After we listened to Dr. Brown we had some lunch. There were many vendors to choose from. The Colonel and DSIL had fried shrimp and I had curry chicken with beans and rice. When lunch was over we listened to music and watched some dancers on the stage. The little girls were cute as they danced.
We then took a tour of the house.
The Colonel, DSIL and I enjoyed our visit to the L.B. Brown Heritage Festival. We may have to make it an annual trip.
"From slave to community builder"...it is amazing what the human spirit can accomplish when it is free from oppression of any kind.
Thursday, February 11, 2010
Wednesday, February 10, 2010
Mom at 4 or 5 years old
Senior picture, 1955
Monday, February 8, 2010
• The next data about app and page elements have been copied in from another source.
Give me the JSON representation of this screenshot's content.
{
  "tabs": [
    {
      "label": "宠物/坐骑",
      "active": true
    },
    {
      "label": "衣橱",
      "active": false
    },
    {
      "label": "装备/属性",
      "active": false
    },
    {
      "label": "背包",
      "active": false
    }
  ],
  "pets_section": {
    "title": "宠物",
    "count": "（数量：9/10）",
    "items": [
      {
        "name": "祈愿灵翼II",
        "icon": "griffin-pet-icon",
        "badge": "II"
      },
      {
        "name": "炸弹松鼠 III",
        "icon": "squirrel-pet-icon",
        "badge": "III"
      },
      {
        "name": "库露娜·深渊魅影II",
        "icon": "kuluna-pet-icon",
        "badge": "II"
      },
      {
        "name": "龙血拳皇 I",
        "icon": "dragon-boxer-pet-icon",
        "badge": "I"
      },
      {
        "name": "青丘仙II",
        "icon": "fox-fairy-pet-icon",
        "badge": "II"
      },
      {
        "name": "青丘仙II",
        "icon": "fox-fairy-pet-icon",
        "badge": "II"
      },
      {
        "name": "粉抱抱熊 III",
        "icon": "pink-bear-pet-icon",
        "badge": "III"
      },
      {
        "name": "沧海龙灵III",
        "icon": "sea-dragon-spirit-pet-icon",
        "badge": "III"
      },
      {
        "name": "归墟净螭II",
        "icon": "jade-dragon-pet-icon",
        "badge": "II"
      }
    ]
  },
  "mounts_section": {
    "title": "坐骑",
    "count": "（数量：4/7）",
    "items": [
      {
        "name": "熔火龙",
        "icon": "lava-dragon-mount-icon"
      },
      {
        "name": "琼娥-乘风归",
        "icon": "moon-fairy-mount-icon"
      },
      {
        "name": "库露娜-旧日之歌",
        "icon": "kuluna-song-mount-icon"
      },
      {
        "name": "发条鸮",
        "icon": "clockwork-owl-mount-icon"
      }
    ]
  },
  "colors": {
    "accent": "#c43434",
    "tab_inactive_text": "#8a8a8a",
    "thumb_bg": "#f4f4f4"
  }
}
I usually do not get up this early voluntarily. I remember two occasions getting up early (again not voluntarily) and it resulted in my giving birth to my daughter and then two years later my son. This early morning there was no baby involved (there would have to be another star in the East for that to happen).
The Colonel and I planned this early awakening. We set our alarm so that we could be up in time to glimpse a bit of history; the last scheduled night launch in the space shuttle program!
This is what the launch looked like from the Kennedy Space Center on Florida's east coast and this is what it looked like from the upper deck of my back porch on Florida's west coast.
Maybe not as impressive visually but still as historical. The space shuttle Endeavor was travelling away from us on a NE route and we had 140 miles of the Florida Peninsula between us.
The Endeavor will be on a 13-day mission to the International Space Center and will deliver a new module and an attached cupola.
As exciting as watching space shuttle history unfold right before my eyes was, I found it easy to crawl back into bed and fall back asleep to catch a couple of winks before I had to be up again at 6 AM to see Spud off to school (by the way, I crawl back into bed after Spud left and grabbed a few more winks).
Saturday, February 6, 2010
My maternal grandfather had some cows and when we visited him I would love to help feed them and their calves.
There are 'Cracker Cows' in the old orange groves across the road from my house. These cows' ancestors were left behind by the Spanish explorers of the 1500's.
They are called 'Cracker Cattle' because the cowhunters (don't you dare call them cowboys) would hunt for the wild cows and round them up via a bullwhip. The whip never touched the cows; it made a loud cracking sound as the cowhunters flicked it above the cows while rounding them up.
The term 'Cracker' can also apply to some people in Florida. It is often used with a sense of pride, indicating that the person's family has lived in Florida for many generations; these people are the descendants of the original settlers of Florida who arrived in 1763. Many of the settlers hunted wild cows with a whip.
I love cows and I love history, so I think it's great to see both of these loves married together when I look across the road and see the Cracker Cattle grazing in the old orange groves.